The twelve full-page, painted miniatures and pen-and-wash drawings of our Book of Hours are arranged, quite unusually, in pairs on recto and verso. The drawings can be attributed to two different hands. St. Florian seems to be by a more secure and elegant hand compared to the Nativity and the Confession scene.

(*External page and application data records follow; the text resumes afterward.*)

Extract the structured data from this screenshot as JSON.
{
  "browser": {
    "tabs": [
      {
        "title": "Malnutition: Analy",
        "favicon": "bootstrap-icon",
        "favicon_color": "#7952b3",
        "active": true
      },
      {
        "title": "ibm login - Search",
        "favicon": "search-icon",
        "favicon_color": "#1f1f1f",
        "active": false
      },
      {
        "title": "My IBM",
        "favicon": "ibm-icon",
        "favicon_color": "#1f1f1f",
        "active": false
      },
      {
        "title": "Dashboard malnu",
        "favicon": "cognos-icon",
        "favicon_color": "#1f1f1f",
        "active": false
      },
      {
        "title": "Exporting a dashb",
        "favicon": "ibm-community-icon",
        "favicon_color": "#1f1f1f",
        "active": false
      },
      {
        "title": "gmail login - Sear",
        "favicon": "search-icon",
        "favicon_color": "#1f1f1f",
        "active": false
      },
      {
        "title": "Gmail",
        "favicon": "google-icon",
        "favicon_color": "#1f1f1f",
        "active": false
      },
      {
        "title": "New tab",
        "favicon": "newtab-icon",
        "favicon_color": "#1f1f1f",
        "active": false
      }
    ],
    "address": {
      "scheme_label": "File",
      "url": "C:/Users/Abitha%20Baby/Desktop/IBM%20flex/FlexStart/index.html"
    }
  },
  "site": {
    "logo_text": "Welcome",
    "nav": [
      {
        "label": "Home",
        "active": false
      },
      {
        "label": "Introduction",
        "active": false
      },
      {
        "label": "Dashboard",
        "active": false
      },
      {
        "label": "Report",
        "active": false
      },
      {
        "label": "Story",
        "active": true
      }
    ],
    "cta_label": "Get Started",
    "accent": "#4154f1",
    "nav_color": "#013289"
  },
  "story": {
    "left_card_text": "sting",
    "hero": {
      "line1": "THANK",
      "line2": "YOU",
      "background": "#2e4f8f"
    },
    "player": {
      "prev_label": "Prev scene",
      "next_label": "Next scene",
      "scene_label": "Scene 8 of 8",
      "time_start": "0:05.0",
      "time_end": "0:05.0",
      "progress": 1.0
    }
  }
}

The iconography in this Book of Hours is interesting and unusual. Although the Annunciation is at the beginning of the Hours of the Virgin, it precedes the text, while the Nativity is on the verso facing the beginning. The prayers to the instruments of the Passion of Christ are introduced by two elegantly coloured pen-drawings: a miniature of St. Florian and one of Christ as Man of Sorrows with Arma Christi. St. Florian, in contemporary armor and with banners, empties a small wooden tub filled with water on a burning city, drawn next to his feet. St. Florian is one of the most important Austrian saints and was called upon to protect against water and fire.